Segment Start: Material for the task
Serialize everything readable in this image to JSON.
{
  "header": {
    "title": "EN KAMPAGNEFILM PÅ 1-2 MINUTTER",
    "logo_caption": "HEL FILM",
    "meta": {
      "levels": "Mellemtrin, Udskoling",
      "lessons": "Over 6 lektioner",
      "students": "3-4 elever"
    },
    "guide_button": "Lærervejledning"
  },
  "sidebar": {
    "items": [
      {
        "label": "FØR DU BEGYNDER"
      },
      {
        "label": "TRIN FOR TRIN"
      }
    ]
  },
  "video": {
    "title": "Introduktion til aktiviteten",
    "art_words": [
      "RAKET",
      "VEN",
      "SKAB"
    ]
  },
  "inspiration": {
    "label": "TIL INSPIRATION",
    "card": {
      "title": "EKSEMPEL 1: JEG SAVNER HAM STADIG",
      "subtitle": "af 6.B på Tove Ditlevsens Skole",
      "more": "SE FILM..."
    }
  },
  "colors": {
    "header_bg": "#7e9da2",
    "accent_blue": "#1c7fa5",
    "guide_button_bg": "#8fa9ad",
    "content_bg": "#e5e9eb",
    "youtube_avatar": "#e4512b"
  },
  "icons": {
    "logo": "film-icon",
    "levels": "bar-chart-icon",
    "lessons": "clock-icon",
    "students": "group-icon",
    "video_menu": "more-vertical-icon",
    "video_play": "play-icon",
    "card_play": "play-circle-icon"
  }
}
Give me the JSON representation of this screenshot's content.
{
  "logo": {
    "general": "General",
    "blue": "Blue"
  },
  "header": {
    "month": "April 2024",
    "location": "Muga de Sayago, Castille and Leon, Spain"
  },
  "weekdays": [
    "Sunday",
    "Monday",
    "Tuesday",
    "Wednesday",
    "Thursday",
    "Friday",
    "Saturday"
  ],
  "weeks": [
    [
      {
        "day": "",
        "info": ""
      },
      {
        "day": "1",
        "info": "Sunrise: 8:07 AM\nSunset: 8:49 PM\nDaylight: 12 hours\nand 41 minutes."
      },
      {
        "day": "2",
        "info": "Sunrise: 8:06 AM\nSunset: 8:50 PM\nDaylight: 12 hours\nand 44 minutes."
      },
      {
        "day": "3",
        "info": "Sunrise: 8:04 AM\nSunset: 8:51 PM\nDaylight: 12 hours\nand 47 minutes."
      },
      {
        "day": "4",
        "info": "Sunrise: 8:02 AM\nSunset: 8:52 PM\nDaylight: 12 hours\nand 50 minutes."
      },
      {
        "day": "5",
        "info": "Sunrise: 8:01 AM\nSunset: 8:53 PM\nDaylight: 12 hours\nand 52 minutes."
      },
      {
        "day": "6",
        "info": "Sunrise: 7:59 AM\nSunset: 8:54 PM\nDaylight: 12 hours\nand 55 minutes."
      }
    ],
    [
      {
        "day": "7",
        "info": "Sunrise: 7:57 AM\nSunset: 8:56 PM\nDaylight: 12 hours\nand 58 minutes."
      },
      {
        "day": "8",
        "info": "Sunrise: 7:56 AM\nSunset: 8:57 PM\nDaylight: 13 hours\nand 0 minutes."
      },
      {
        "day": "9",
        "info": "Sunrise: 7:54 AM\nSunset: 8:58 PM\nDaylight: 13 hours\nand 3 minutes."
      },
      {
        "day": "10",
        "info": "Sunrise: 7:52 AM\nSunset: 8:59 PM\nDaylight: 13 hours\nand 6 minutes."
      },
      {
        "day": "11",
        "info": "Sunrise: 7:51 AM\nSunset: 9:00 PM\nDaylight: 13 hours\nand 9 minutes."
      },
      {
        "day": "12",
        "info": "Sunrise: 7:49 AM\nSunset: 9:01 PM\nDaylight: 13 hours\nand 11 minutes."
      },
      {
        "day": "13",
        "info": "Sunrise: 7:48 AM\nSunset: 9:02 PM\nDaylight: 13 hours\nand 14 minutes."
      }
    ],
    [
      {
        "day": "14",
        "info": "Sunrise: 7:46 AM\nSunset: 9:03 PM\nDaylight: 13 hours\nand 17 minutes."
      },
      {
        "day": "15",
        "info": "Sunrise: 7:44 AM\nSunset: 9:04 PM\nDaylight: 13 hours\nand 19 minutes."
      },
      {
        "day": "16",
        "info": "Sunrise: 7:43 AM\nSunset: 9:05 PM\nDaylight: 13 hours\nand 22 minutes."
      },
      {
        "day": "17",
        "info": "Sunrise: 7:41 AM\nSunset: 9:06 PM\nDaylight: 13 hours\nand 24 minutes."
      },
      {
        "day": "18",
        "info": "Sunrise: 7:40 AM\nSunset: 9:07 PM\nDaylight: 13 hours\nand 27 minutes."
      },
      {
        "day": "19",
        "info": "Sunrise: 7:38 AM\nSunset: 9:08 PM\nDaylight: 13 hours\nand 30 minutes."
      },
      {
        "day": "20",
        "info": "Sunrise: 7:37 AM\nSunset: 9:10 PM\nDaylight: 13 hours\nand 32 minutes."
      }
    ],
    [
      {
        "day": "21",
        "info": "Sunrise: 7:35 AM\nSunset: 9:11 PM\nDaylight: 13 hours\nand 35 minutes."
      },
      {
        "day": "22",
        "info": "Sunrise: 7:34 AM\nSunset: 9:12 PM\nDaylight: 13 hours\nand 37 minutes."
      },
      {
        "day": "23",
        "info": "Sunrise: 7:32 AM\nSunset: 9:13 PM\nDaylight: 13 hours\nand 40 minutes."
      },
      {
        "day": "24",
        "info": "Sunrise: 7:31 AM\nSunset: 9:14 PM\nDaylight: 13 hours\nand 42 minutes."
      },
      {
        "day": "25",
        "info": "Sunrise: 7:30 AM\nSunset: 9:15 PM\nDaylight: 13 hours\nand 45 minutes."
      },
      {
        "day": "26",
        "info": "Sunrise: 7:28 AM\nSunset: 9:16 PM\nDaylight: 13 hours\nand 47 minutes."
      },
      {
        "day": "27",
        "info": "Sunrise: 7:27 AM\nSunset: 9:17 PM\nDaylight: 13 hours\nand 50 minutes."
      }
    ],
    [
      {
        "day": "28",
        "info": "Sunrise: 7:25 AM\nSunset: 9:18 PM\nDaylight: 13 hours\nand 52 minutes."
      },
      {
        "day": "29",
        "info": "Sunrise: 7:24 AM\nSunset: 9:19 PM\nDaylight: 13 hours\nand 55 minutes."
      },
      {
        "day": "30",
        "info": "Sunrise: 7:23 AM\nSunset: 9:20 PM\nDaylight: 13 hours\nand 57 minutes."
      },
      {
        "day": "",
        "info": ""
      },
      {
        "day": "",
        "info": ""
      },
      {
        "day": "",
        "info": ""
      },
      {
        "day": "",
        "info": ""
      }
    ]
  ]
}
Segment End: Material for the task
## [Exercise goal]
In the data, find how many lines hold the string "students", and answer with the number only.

## [Expected answer]
2